Could your conduct withstand public scrutiny? If your conduct was disclosed to management and reported in the media, would you be able to justify it as lawful and appropriate?

That's the gist of Ford Motor Co.'s new Standards of Corporate Conduct governing what's proper behavior in doing business with suppliers and other customers.

But unlike the more draconian measures put in writing by General Motors Corp. last May, Ford leaves room for personal judgment.

Take, for example, the case when a supplier may have box seats to a sporting event.

Under the new Ford policy no employee can ask a supplier for tickets. Ah, but if the supplier offers the tickets?

The ethics gospel according to Chairman Alex (Trotman):

"If there is a legitimate business purpose, it's all right to accept gifts and favors that are freely offered ... subject to these important limitations:

* The gift must be of a nominal value and involve no more than normal sales promotion or publicity.

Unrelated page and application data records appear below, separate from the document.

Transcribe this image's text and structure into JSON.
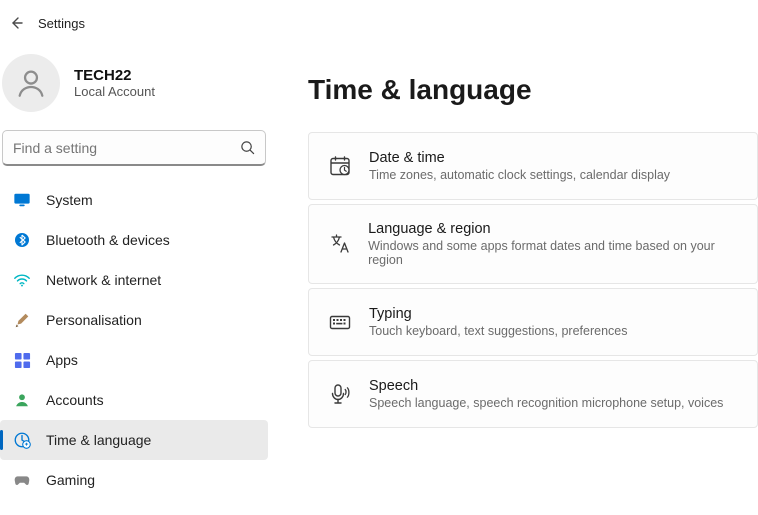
{
  "window": {
    "title": "Settings"
  },
  "user": {
    "name": "TECH22",
    "subtitle": "Local Account"
  },
  "search": {
    "placeholder": "Find a setting"
  },
  "sidebar": {
    "items": [
      {
        "label": "System",
        "icon": "system-icon"
      },
      {
        "label": "Bluetooth & devices",
        "icon": "bluetooth-icon"
      },
      {
        "label": "Network & internet",
        "icon": "wifi-icon"
      },
      {
        "label": "Personalisation",
        "icon": "brush-icon"
      },
      {
        "label": "Apps",
        "icon": "apps-icon"
      },
      {
        "label": "Accounts",
        "icon": "accounts-icon"
      },
      {
        "label": "Time & language",
        "icon": "time-language-icon"
      },
      {
        "label": "Gaming",
        "icon": "gaming-icon"
      }
    ],
    "selected_index": 6
  },
  "page": {
    "title": "Time & language",
    "cards": [
      {
        "title": "Date & time",
        "subtitle": "Time zones, automatic clock settings, calendar display",
        "icon": "date-time-icon"
      },
      {
        "title": "Language & region",
        "subtitle": "Windows and some apps format dates and time based on your region",
        "icon": "language-region-icon"
      },
      {
        "title": "Typing",
        "subtitle": "Touch keyboard, text suggestions, preferences",
        "icon": "typing-icon"
      },
      {
        "title": "Speech",
        "subtitle": "Speech language, speech recognition microphone setup, voices",
        "icon": "speech-icon"
      }
    ]
  }
}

* Social amenities must be appropriate and limited and must never give the appearance of impropriety.

* Any discounts on goods or services offered to you by a supplier must be made generally available and cannot be for your benefit only.

* You may never accept cash or gift certificates or food or alcohol.

* You may not borrow money, except from qualified financial institutions on generally available terms.

Compared with GM's policy, which effectively prohibits a Delphi Automotive Systems employee from buying lunch for a GM purchasing agent, Ford's guideline seem quite reasonable.

But what about investing in suppliers or any outside business that might do business with Ford?

The new code requires you to seek a special waiver if you hold any financial stake in a proprietorship or partnership that might sell to Ford, or more than 1% of the outstanding stock of a company. The waiver must be signed either by Chairman Trotman or John W. Martin, Ford's vice president and general counsel.

This clearly makes sense for the Grade 16 executive who has considerable influence over sourcing of parts that go into vehicles. But what about the loyal worker in the trenches who owns part of a spouse's floral shop or catering business that sometimes sells to a Ford office?

A literal interpretation of the rules says they both must get the waiver. Presumably in the latter case it would be granted. Maybe.